%%

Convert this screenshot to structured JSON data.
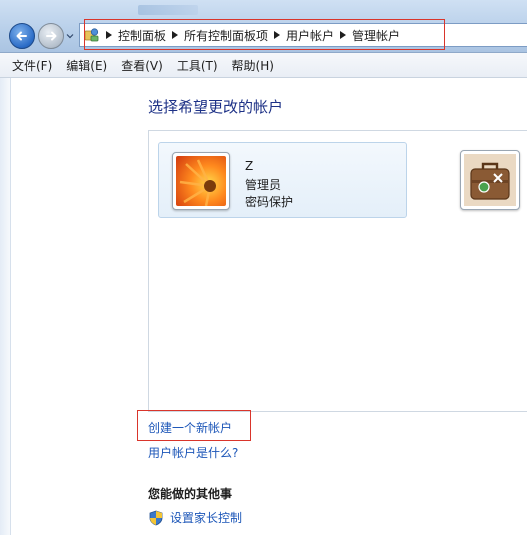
{
  "address_bar": {
    "breadcrumbs": [
      {
        "label": "控制面板"
      },
      {
        "label": "所有控制面板项"
      },
      {
        "label": "用户帐户"
      },
      {
        "label": "管理帐户"
      }
    ]
  },
  "menubar": {
    "items": [
      {
        "label": "文件(F)"
      },
      {
        "label": "编辑(E)"
      },
      {
        "label": "查看(V)"
      },
      {
        "label": "工具(T)"
      },
      {
        "label": "帮助(H)"
      }
    ]
  },
  "main": {
    "title": "选择希望更改的帐户",
    "accounts": [
      {
        "name": "Z",
        "role": "管理员",
        "status": "密码保护",
        "icon": "orange-flower-picture"
      },
      {
        "icon": "brown-suitcase-picture"
      }
    ],
    "create_link": "创建一个新帐户",
    "what_is_link": "用户帐户是什么?",
    "other_tasks_heading": "您能做的其他事",
    "tasks": [
      {
        "label": "设置家长控制",
        "icon": "uac-shield-icon"
      }
    ]
  },
  "colors": {
    "highlight_box": "#d9352b",
    "link": "#1c56b8",
    "title": "#1e3287"
  }
}
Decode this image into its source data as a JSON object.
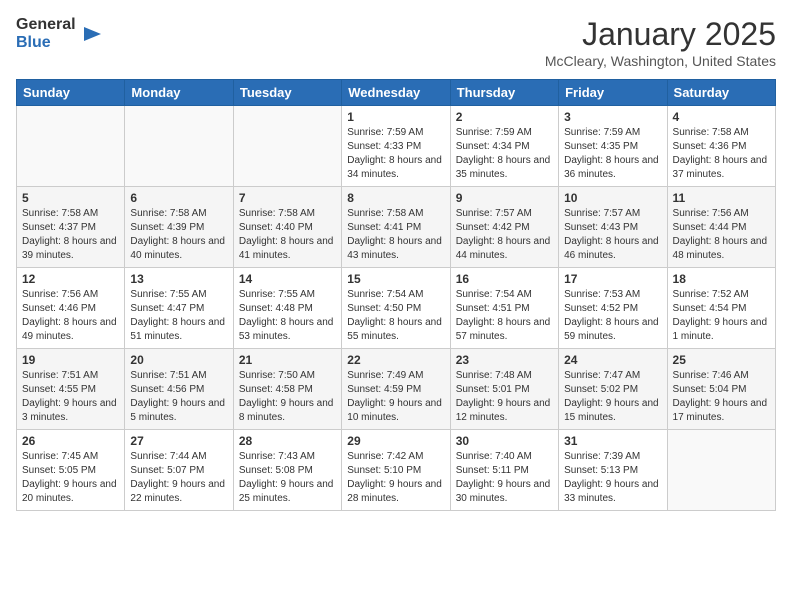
{
  "header": {
    "logo_general": "General",
    "logo_blue": "Blue",
    "month_title": "January 2025",
    "location": "McCleary, Washington, United States"
  },
  "weekdays": [
    "Sunday",
    "Monday",
    "Tuesday",
    "Wednesday",
    "Thursday",
    "Friday",
    "Saturday"
  ],
  "weeks": [
    [
      {
        "day": "",
        "sunrise": "",
        "sunset": "",
        "daylight": ""
      },
      {
        "day": "",
        "sunrise": "",
        "sunset": "",
        "daylight": ""
      },
      {
        "day": "",
        "sunrise": "",
        "sunset": "",
        "daylight": ""
      },
      {
        "day": "1",
        "sunrise": "Sunrise: 7:59 AM",
        "sunset": "Sunset: 4:33 PM",
        "daylight": "Daylight: 8 hours and 34 minutes."
      },
      {
        "day": "2",
        "sunrise": "Sunrise: 7:59 AM",
        "sunset": "Sunset: 4:34 PM",
        "daylight": "Daylight: 8 hours and 35 minutes."
      },
      {
        "day": "3",
        "sunrise": "Sunrise: 7:59 AM",
        "sunset": "Sunset: 4:35 PM",
        "daylight": "Daylight: 8 hours and 36 minutes."
      },
      {
        "day": "4",
        "sunrise": "Sunrise: 7:58 AM",
        "sunset": "Sunset: 4:36 PM",
        "daylight": "Daylight: 8 hours and 37 minutes."
      }
    ],
    [
      {
        "day": "5",
        "sunrise": "Sunrise: 7:58 AM",
        "sunset": "Sunset: 4:37 PM",
        "daylight": "Daylight: 8 hours and 39 minutes."
      },
      {
        "day": "6",
        "sunrise": "Sunrise: 7:58 AM",
        "sunset": "Sunset: 4:39 PM",
        "daylight": "Daylight: 8 hours and 40 minutes."
      },
      {
        "day": "7",
        "sunrise": "Sunrise: 7:58 AM",
        "sunset": "Sunset: 4:40 PM",
        "daylight": "Daylight: 8 hours and 41 minutes."
      },
      {
        "day": "8",
        "sunrise": "Sunrise: 7:58 AM",
        "sunset": "Sunset: 4:41 PM",
        "daylight": "Daylight: 8 hours and 43 minutes."
      },
      {
        "day": "9",
        "sunrise": "Sunrise: 7:57 AM",
        "sunset": "Sunset: 4:42 PM",
        "daylight": "Daylight: 8 hours and 44 minutes."
      },
      {
        "day": "10",
        "sunrise": "Sunrise: 7:57 AM",
        "sunset": "Sunset: 4:43 PM",
        "daylight": "Daylight: 8 hours and 46 minutes."
      },
      {
        "day": "11",
        "sunrise": "Sunrise: 7:56 AM",
        "sunset": "Sunset: 4:44 PM",
        "daylight": "Daylight: 8 hours and 48 minutes."
      }
    ],
    [
      {
        "day": "12",
        "sunrise": "Sunrise: 7:56 AM",
        "sunset": "Sunset: 4:46 PM",
        "daylight": "Daylight: 8 hours and 49 minutes."
      },
      {
        "day": "13",
        "sunrise": "Sunrise: 7:55 AM",
        "sunset": "Sunset: 4:47 PM",
        "daylight": "Daylight: 8 hours and 51 minutes."
      },
      {
        "day": "14",
        "sunrise": "Sunrise: 7:55 AM",
        "sunset": "Sunset: 4:48 PM",
        "daylight": "Daylight: 8 hours and 53 minutes."
      },
      {
        "day": "15",
        "sunrise": "Sunrise: 7:54 AM",
        "sunset": "Sunset: 4:50 PM",
        "daylight": "Daylight: 8 hours and 55 minutes."
      },
      {
        "day": "16",
        "sunrise": "Sunrise: 7:54 AM",
        "sunset": "Sunset: 4:51 PM",
        "daylight": "Daylight: 8 hours and 57 minutes."
      },
      {
        "day": "17",
        "sunrise": "Sunrise: 7:53 AM",
        "sunset": "Sunset: 4:52 PM",
        "daylight": "Daylight: 8 hours and 59 minutes."
      },
      {
        "day": "18",
        "sunrise": "Sunrise: 7:52 AM",
        "sunset": "Sunset: 4:54 PM",
        "daylight": "Daylight: 9 hours and 1 minute."
      }
    ],
    [
      {
        "day": "19",
        "sunrise": "Sunrise: 7:51 AM",
        "sunset": "Sunset: 4:55 PM",
        "daylight": "Daylight: 9 hours and 3 minutes."
      },
      {
        "day": "20",
        "sunrise": "Sunrise: 7:51 AM",
        "sunset": "Sunset: 4:56 PM",
        "daylight": "Daylight: 9 hours and 5 minutes."
      },
      {
        "day": "21",
        "sunrise": "Sunrise: 7:50 AM",
        "sunset": "Sunset: 4:58 PM",
        "daylight": "Daylight: 9 hours and 8 minutes."
      },
      {
        "day": "22",
        "sunrise": "Sunrise: 7:49 AM",
        "sunset": "Sunset: 4:59 PM",
        "daylight": "Daylight: 9 hours and 10 minutes."
      },
      {
        "day": "23",
        "sunrise": "Sunrise: 7:48 AM",
        "sunset": "Sunset: 5:01 PM",
        "daylight": "Daylight: 9 hours and 12 minutes."
      },
      {
        "day": "24",
        "sunrise": "Sunrise: 7:47 AM",
        "sunset": "Sunset: 5:02 PM",
        "daylight": "Daylight: 9 hours and 15 minutes."
      },
      {
        "day": "25",
        "sunrise": "Sunrise: 7:46 AM",
        "sunset": "Sunset: 5:04 PM",
        "daylight": "Daylight: 9 hours and 17 minutes."
      }
    ],
    [
      {
        "day": "26",
        "sunrise": "Sunrise: 7:45 AM",
        "sunset": "Sunset: 5:05 PM",
        "daylight": "Daylight: 9 hours and 20 minutes."
      },
      {
        "day": "27",
        "sunrise": "Sunrise: 7:44 AM",
        "sunset": "Sunset: 5:07 PM",
        "daylight": "Daylight: 9 hours and 22 minutes."
      },
      {
        "day": "28",
        "sunrise": "Sunrise: 7:43 AM",
        "sunset": "Sunset: 5:08 PM",
        "daylight": "Daylight: 9 hours and 25 minutes."
      },
      {
        "day": "29",
        "sunrise": "Sunrise: 7:42 AM",
        "sunset": "Sunset: 5:10 PM",
        "daylight": "Daylight: 9 hours and 28 minutes."
      },
      {
        "day": "30",
        "sunrise": "Sunrise: 7:40 AM",
        "sunset": "Sunset: 5:11 PM",
        "daylight": "Daylight: 9 hours and 30 minutes."
      },
      {
        "day": "31",
        "sunrise": "Sunrise: 7:39 AM",
        "sunset": "Sunset: 5:13 PM",
        "daylight": "Daylight: 9 hours and 33 minutes."
      },
      {
        "day": "",
        "sunrise": "",
        "sunset": "",
        "daylight": ""
      }
    ]
  ]
}
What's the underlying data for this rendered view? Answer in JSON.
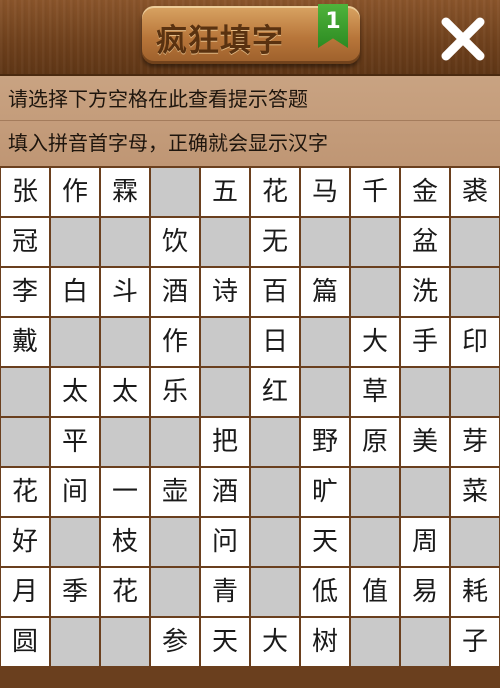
{
  "header": {
    "title": "疯狂填字",
    "level": "1",
    "close_icon": "close-x-icon"
  },
  "hints": {
    "line1": "请选择下方空格在此查看提示答题",
    "line2": "填入拼音首字母，正确就会显示汉字"
  },
  "colors": {
    "board_border": "#6a3f1e",
    "letter_cell": "#ffffff",
    "blank_cell": "#c9c9c9",
    "hint_bar": "#c9a382"
  },
  "grid": [
    [
      "张",
      "作",
      "霖",
      "#",
      "五",
      "花",
      "马",
      "千",
      "金",
      "裘"
    ],
    [
      "冠",
      "",
      "",
      "饮",
      "",
      "无",
      "",
      "",
      "盆",
      ""
    ],
    [
      "李",
      "白",
      "斗",
      "酒",
      "诗",
      "百",
      "篇",
      "",
      "洗",
      ""
    ],
    [
      "戴",
      "",
      "",
      "作",
      "",
      "日",
      "",
      "大",
      "手",
      "印"
    ],
    [
      "",
      "太",
      "太",
      "乐",
      "",
      "红",
      "",
      "草",
      "",
      ""
    ],
    [
      "",
      "平",
      "",
      "",
      "把",
      "",
      "野",
      "原",
      "美",
      "芽"
    ],
    [
      "花",
      "间",
      "一",
      "壶",
      "酒",
      "",
      "旷",
      "",
      "",
      "菜"
    ],
    [
      "好",
      "",
      "枝",
      "",
      "问",
      "",
      "天",
      "",
      "周",
      ""
    ],
    [
      "月",
      "季",
      "花",
      "",
      "青",
      "",
      "低",
      "值",
      "易",
      "耗"
    ],
    [
      "圆",
      "",
      "",
      "参",
      "天",
      "大",
      "树",
      "",
      "",
      "子"
    ]
  ],
  "cell_types": [
    "WWWGWWWWWW",
    "WGGWGWGGWG",
    "WWWWWWWGWG",
    "WGGWGWGWWW",
    "GWWWGWGWGG",
    "GWGGWGWWWW",
    "WWWWWGWGGW",
    "WGWGWGWGWG",
    "WWWGWGWWWW",
    "WGGWWWWGGW"
  ]
}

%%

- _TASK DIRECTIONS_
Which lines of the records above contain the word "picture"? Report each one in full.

- _OUTPUT FOR THIS TASK_
        "icon": "orange-flower-picture"
        "icon": "brown-suitcase-picture"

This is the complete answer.